#### [EXERCISE DETAILS]
Check every line below for the word "modified" and copy the ones that have it.

(Items from a data source)
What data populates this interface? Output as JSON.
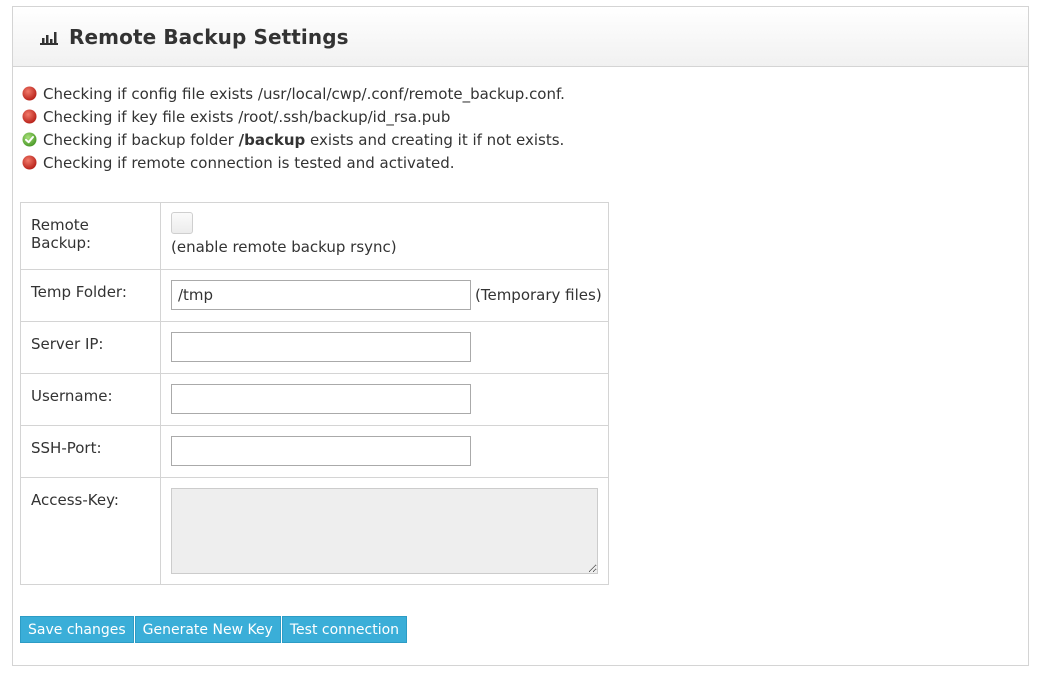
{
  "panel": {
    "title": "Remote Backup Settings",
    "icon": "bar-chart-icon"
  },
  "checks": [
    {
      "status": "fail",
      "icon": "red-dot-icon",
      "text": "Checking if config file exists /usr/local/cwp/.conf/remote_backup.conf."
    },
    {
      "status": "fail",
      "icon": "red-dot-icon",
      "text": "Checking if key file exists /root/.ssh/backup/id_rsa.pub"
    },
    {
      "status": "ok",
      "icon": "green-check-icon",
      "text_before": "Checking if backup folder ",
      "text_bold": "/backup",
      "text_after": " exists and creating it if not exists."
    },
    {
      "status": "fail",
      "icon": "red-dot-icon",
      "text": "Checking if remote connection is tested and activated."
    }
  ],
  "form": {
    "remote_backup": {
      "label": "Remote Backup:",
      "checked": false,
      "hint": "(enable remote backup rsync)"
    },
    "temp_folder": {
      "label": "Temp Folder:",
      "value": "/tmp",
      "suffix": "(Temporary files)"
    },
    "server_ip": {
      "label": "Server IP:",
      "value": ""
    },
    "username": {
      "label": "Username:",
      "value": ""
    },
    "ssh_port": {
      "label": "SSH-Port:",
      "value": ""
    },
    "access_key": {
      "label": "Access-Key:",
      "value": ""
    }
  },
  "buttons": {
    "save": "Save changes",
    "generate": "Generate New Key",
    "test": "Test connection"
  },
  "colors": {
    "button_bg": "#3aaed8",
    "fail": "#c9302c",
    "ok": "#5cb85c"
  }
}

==

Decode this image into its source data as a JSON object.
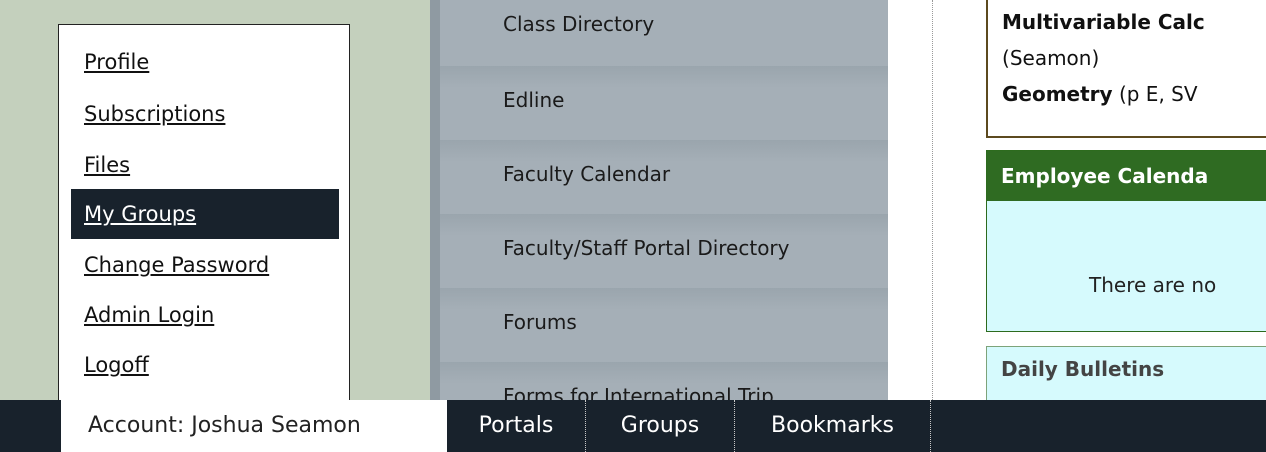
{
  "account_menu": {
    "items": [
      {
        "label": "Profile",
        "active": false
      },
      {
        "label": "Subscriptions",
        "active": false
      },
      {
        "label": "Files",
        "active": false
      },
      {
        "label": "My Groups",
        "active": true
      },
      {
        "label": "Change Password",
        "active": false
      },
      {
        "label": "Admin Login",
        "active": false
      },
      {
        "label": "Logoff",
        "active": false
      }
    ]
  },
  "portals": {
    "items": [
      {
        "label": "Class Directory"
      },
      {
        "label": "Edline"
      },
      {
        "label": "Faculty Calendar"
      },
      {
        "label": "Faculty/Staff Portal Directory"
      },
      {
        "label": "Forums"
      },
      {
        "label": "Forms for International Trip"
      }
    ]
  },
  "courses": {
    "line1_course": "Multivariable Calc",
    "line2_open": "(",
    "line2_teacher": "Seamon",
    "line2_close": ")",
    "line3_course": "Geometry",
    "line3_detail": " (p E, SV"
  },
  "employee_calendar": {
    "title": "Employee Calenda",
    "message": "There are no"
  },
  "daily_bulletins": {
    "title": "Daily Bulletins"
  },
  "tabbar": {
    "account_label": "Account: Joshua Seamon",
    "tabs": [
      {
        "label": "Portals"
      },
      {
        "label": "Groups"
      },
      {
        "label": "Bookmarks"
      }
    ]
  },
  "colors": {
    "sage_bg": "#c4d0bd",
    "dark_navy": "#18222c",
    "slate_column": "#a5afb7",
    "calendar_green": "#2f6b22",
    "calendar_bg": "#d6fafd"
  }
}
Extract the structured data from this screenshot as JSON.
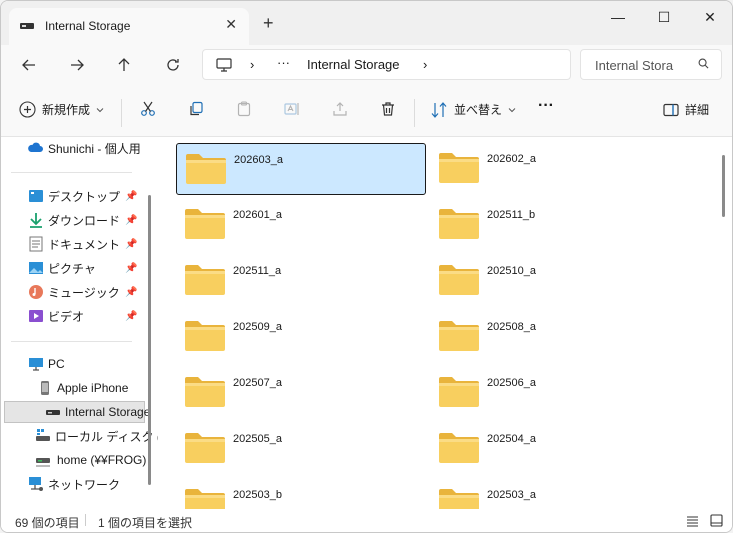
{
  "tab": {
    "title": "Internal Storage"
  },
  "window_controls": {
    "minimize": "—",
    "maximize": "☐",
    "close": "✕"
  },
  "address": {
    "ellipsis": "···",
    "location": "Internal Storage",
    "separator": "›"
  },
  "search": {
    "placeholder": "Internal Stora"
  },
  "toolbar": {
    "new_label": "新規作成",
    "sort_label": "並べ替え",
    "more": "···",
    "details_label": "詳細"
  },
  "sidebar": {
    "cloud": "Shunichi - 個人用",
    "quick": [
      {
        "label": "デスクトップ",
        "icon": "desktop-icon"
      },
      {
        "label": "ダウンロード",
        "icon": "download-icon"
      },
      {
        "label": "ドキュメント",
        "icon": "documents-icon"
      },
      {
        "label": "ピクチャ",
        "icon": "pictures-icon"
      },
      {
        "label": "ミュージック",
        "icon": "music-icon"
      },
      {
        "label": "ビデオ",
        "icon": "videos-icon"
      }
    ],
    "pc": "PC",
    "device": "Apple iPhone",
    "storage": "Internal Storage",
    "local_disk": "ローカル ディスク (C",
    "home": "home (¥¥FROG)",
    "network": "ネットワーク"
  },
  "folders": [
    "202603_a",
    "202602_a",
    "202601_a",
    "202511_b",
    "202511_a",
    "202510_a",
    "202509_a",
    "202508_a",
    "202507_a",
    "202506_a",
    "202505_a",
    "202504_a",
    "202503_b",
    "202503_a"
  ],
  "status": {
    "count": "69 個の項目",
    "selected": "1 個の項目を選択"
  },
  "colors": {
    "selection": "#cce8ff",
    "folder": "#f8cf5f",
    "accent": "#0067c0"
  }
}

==

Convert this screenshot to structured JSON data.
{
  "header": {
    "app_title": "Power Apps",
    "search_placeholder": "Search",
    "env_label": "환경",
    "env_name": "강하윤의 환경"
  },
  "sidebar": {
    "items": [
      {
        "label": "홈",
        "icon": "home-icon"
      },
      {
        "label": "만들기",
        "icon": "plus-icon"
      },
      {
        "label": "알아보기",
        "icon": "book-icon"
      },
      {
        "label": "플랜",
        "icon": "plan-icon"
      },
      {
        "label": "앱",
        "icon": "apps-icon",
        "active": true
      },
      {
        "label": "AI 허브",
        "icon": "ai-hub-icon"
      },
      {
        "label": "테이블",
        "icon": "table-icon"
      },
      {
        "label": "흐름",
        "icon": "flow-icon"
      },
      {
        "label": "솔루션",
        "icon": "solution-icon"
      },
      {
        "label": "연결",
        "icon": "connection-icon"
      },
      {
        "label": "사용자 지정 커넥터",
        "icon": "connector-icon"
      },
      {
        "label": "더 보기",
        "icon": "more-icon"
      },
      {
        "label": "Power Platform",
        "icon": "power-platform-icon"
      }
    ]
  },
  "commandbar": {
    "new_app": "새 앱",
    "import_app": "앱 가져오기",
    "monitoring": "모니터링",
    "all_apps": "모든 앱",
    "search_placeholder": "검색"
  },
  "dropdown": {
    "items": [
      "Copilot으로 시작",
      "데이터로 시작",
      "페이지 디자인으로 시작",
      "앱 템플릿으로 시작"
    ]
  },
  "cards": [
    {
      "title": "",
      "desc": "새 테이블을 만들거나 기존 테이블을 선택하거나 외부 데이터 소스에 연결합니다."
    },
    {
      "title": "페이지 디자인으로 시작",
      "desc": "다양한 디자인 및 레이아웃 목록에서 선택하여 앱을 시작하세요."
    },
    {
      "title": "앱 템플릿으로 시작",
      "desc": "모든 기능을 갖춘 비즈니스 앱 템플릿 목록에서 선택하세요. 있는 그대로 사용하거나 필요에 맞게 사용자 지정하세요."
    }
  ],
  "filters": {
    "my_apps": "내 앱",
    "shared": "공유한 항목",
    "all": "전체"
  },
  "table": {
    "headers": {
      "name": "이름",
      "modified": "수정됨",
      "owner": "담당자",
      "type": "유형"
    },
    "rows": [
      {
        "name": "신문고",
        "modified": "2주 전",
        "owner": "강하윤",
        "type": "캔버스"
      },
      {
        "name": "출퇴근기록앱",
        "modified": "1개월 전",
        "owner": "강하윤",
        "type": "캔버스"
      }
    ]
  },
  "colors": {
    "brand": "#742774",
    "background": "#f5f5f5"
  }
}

#### [THE COMPLETED TASK]
      "modified": "수정됨",
        "modified": "2주 전",
        "modified": "1개월 전",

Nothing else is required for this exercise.